----- Information given -----

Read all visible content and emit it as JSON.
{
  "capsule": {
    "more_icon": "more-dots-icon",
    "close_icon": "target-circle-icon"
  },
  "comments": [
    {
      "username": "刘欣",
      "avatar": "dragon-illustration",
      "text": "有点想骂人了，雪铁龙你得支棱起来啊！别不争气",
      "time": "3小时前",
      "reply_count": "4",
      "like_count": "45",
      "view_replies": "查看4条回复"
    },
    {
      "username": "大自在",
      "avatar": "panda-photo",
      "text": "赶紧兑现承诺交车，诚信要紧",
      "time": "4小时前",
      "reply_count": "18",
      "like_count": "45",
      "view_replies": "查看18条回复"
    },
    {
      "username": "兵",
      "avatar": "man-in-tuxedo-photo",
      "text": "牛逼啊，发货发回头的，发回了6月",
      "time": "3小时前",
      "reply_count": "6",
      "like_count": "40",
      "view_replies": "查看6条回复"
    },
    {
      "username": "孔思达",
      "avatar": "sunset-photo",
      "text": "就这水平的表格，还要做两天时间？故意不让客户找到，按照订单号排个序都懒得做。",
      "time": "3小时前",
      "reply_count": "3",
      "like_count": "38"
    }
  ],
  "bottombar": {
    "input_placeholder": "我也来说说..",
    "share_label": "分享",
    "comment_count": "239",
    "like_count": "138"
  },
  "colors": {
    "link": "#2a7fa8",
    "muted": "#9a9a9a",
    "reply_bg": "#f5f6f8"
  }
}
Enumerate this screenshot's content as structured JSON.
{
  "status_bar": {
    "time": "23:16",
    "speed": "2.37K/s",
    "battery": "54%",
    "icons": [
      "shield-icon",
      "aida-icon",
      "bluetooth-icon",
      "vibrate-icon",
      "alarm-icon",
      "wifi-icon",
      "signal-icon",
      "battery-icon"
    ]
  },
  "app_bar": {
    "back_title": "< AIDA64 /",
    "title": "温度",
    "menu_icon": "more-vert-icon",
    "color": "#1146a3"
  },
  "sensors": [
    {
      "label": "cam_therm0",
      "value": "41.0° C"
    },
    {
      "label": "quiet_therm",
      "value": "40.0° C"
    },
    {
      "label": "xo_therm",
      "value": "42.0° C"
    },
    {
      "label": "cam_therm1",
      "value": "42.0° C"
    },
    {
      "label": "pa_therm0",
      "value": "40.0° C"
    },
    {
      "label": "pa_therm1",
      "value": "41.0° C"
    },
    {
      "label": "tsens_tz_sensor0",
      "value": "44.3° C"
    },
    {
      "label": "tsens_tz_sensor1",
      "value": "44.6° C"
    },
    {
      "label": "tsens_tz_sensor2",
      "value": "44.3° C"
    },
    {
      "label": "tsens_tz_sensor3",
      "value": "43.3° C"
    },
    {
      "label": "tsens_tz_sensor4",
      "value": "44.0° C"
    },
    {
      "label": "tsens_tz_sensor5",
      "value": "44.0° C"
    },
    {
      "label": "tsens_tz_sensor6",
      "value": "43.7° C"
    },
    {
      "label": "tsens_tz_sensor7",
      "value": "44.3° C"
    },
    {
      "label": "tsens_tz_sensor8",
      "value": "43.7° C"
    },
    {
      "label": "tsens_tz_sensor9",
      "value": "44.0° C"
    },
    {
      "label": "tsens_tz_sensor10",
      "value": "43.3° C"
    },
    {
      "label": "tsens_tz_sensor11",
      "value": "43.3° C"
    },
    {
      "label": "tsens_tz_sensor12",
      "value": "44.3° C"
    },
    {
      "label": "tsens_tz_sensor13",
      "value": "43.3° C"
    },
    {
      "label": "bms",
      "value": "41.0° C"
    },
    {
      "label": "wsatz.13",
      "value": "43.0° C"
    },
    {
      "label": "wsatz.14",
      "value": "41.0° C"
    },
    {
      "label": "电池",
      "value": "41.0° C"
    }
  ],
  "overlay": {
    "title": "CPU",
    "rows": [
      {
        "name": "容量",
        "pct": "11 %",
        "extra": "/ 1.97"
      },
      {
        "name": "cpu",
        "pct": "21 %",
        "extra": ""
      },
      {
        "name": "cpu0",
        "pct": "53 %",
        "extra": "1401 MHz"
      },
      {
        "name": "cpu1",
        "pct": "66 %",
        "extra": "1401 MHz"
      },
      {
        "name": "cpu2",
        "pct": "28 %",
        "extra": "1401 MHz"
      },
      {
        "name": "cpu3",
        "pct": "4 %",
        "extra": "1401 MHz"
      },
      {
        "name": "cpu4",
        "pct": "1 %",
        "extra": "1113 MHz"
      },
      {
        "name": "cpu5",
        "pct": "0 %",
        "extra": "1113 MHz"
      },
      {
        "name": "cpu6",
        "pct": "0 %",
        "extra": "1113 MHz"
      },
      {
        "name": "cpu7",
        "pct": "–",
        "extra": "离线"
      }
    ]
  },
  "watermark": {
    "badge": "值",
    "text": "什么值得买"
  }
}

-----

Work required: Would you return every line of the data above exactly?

Exercise result:
Read all visible content and emit it as JSON.
{
  "capsule": {
    "more_icon": "more-dots-icon",
    "close_icon": "target-circle-icon"
  },
  "comments": [
    {
      "username": "刘欣",
      "avatar": "dragon-illustration",
      "text": "有点想骂人了，雪铁龙你得支棱起来啊！别不争气",
      "time": "3小时前",
      "reply_count": "4",
      "like_count": "45",
      "view_replies": "查看4条回复"
    },
    {
      "username": "大自在",
      "avatar": "panda-photo",
      "text": "赶紧兑现承诺交车，诚信要紧",
      "time": "4小时前",
      "reply_count": "18",
      "like_count": "45",
      "view_replies": "查看18条回复"
    },
    {
      "username": "兵",
      "avatar": "man-in-tuxedo-photo",
      "text": "牛逼啊，发货发回头的，发回了6月",
      "time": "3小时前",
      "reply_count": "6",
      "like_count": "40",
      "view_replies": "查看6条回复"
    },
    {
      "username": "孔思达",
      "avatar": "sunset-photo",
      "text": "就这水平的表格，还要做两天时间？故意不让客户找到，按照订单号排个序都懒得做。",
      "time": "3小时前",
      "reply_count": "3",
      "like_count": "38"
    }
  ],
  "bottombar": {
    "input_placeholder": "我也来说说..",
    "share_label": "分享",
    "comment_count": "239",
    "like_count": "138"
  },
  "colors": {
    "link": "#2a7fa8",
    "muted": "#9a9a9a",
    "reply_bg": "#f5f6f8"
  }
}
Enumerate this screenshot's content as structured JSON.
{
  "status_bar": {
    "time": "23:16",
    "speed": "2.37K/s",
    "battery": "54%",
    "icons": [
      "shield-icon",
      "aida-icon",
      "bluetooth-icon",
      "vibrate-icon",
      "alarm-icon",
      "wifi-icon",
      "signal-icon",
      "battery-icon"
    ]
  },
  "app_bar": {
    "back_title": "< AIDA64 /",
    "title": "温度",
    "menu_icon": "more-vert-icon",
    "color": "#1146a3"
  },
  "sensors": [
    {
      "label": "cam_therm0",
      "value": "41.0° C"
    },
    {
      "label": "quiet_therm",
      "value": "40.0° C"
    },
    {
      "label": "xo_therm",
      "value": "42.0° C"
    },
    {
      "label": "cam_therm1",
      "value": "42.0° C"
    },
    {
      "label": "pa_therm0",
      "value": "40.0° C"
    },
    {
      "label": "pa_therm1",
      "value": "41.0° C"
    },
    {
      "label": "tsens_tz_sensor0",
      "value": "44.3° C"
    },
    {
      "label": "tsens_tz_sensor1",
      "value": "44.6° C"
    },
    {
      "label": "tsens_tz_sensor2",
      "value": "44.3° C"
    },
    {
      "label": "tsens_tz_sensor3",
      "value": "43.3° C"
    },
    {
      "label": "tsens_tz_sensor4",
      "value": "44.0° C"
    },
    {
      "label": "tsens_tz_sensor5",
      "value": "44.0° C"
    },
    {
      "label": "tsens_tz_sensor6",
      "value": "43.7° C"
    },
    {
      "label": "tsens_tz_sensor7",
      "value": "44.3° C"
    },
    {
      "label": "tsens_tz_sensor8",
      "value": "43.7° C"
    },
    {
      "label": "tsens_tz_sensor9",
      "value": "44.0° C"
    },
    {
      "label": "tsens_tz_sensor10",
      "value": "43.3° C"
    },
    {
      "label": "tsens_tz_sensor11",
      "value": "43.3° C"
    },
    {
      "label": "tsens_tz_sensor12",
      "value": "44.3° C"
    },
    {
      "label": "tsens_tz_sensor13",
      "value": "43.3° C"
    },
    {
      "label": "bms",
      "value": "41.0° C"
    },
    {
      "label": "wsatz.13",
      "value": "43.0° C"
    },
    {
      "label": "wsatz.14",
      "value": "41.0° C"
    },
    {
      "label": "电池",
      "value": "41.0° C"
    }
  ],
  "overlay": {
    "title": "CPU",
    "rows": [
      {
        "name": "容量",
        "pct": "11 %",
        "extra": "/ 1.97"
      },
      {
        "name": "cpu",
        "pct": "21 %",
        "extra": ""
      },
      {
        "name": "cpu0",
        "pct": "53 %",
        "extra": "1401 MHz"
      },
      {
        "name": "cpu1",
        "pct": "66 %",
        "extra": "1401 MHz"
      },
      {
        "name": "cpu2",
        "pct": "28 %",
        "extra": "1401 MHz"
      },
      {
        "name": "cpu3",
        "pct": "4 %",
        "extra": "1401 MHz"
      },
      {
        "name": "cpu4",
        "pct": "1 %",
        "extra": "1113 MHz"
      },
      {
        "name": "cpu5",
        "pct": "0 %",
        "extra": "1113 MHz"
      },
      {
        "name": "cpu6",
        "pct": "0 %",
        "extra": "1113 MHz"
      },
      {
        "name": "cpu7",
        "pct": "–",
        "extra": "离线"
      }
    ]
  },
  "watermark": {
    "badge": "值",
    "text": "什么值得买"
  }
}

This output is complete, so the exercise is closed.